++++ Dataset excerpts

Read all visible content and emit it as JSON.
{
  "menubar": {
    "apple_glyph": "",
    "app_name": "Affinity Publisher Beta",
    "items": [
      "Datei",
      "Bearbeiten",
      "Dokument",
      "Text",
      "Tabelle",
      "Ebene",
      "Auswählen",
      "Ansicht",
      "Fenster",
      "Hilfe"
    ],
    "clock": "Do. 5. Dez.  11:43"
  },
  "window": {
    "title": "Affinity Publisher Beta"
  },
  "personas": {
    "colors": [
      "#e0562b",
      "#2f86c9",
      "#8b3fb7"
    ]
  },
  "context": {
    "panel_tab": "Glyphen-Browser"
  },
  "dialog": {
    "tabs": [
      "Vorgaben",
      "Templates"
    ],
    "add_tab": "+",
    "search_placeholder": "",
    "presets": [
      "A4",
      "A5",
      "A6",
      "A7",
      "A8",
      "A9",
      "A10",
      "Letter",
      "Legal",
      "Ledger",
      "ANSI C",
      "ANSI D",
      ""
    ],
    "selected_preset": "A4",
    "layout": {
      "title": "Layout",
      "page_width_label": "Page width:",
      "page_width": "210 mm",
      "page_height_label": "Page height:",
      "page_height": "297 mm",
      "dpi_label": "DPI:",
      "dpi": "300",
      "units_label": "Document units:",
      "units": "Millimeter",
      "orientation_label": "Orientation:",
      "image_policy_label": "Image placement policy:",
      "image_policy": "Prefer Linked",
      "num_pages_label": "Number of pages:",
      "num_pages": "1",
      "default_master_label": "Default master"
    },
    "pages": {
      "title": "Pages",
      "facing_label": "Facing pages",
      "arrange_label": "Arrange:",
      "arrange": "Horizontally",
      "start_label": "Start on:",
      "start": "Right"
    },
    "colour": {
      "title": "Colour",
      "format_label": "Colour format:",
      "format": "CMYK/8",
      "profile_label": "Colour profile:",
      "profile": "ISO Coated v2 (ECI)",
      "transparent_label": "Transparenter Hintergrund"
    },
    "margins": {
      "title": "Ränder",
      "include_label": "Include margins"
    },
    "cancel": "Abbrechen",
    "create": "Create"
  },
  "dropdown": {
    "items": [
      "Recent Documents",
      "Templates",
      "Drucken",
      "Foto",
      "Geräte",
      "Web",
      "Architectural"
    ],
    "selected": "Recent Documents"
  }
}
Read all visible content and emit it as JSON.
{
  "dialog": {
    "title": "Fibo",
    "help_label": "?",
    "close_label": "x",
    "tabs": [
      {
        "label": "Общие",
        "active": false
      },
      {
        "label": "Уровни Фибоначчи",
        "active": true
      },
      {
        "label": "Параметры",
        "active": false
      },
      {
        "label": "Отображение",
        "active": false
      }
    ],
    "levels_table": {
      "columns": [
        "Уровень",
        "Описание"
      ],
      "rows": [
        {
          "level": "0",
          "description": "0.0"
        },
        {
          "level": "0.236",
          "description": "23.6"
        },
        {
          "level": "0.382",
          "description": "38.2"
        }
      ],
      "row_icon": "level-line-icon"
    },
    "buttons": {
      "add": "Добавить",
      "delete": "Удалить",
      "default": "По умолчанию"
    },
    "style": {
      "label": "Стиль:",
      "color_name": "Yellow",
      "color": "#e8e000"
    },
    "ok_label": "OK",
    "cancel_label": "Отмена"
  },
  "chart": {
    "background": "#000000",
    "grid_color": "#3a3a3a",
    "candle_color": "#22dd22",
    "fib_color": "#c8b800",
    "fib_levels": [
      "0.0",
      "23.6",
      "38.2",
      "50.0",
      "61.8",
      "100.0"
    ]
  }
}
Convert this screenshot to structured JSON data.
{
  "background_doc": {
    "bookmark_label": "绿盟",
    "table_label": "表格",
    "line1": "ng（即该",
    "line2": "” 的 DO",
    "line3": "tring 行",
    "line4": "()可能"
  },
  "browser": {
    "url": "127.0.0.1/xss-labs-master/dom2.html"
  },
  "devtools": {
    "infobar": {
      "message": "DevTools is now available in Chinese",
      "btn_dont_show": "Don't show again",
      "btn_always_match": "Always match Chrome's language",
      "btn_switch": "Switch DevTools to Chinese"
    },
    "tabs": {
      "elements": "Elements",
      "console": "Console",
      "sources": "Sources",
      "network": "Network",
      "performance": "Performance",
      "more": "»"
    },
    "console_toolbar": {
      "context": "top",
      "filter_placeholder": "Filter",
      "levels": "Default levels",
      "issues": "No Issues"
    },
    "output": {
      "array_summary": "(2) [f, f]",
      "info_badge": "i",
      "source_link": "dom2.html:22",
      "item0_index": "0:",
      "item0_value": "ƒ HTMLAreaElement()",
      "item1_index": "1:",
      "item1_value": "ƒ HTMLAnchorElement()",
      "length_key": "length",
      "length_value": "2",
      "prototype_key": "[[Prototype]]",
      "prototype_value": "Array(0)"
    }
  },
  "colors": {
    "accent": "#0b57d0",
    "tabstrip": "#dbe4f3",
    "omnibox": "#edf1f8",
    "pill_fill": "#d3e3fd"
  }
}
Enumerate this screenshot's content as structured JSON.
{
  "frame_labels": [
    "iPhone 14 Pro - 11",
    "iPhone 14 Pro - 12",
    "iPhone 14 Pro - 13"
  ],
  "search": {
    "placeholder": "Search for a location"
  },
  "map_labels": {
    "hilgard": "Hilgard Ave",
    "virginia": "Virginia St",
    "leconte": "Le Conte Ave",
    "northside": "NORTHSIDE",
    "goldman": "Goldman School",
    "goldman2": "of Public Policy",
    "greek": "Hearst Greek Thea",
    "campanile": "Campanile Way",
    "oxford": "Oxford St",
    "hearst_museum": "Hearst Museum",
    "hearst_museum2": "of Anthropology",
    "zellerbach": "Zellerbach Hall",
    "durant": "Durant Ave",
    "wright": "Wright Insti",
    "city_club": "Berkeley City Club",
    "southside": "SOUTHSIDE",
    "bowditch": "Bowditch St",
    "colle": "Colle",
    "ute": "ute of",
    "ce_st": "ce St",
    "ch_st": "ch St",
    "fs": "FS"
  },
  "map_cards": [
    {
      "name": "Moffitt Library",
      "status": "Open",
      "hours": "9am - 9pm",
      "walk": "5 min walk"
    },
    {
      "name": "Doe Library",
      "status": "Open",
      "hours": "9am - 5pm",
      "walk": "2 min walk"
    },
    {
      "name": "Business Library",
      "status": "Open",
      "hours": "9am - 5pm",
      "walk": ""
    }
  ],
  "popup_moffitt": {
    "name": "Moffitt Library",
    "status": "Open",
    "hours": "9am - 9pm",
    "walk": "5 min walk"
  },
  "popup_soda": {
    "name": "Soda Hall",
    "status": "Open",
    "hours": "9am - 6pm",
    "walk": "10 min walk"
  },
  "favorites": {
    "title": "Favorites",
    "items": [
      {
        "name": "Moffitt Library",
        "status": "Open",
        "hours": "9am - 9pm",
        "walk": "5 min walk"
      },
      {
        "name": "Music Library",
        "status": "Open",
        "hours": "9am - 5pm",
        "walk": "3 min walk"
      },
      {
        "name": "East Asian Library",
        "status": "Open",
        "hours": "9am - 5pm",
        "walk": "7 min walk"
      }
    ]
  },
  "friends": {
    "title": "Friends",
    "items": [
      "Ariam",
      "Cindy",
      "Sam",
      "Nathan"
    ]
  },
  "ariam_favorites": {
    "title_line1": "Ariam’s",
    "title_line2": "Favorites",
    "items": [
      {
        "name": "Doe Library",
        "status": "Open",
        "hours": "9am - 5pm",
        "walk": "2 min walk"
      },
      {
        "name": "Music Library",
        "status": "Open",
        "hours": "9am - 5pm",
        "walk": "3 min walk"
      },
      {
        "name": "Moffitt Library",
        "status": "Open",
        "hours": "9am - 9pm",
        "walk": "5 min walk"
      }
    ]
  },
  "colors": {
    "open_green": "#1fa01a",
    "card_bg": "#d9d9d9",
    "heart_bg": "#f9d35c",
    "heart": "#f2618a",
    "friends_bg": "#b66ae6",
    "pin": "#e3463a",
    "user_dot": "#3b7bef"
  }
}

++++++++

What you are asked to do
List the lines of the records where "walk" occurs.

Answer box
      "walk": "5 min walk"
      "walk": "2 min walk"
      "walk": ""
    "walk": "5 min walk"
    "walk": "10 min walk"
        "walk": "5 min walk"
        "walk": "3 min walk"
        "walk": "7 min walk"
        "walk": "2 min walk"
        "walk": "3 min walk"
        "walk": "5 min walk"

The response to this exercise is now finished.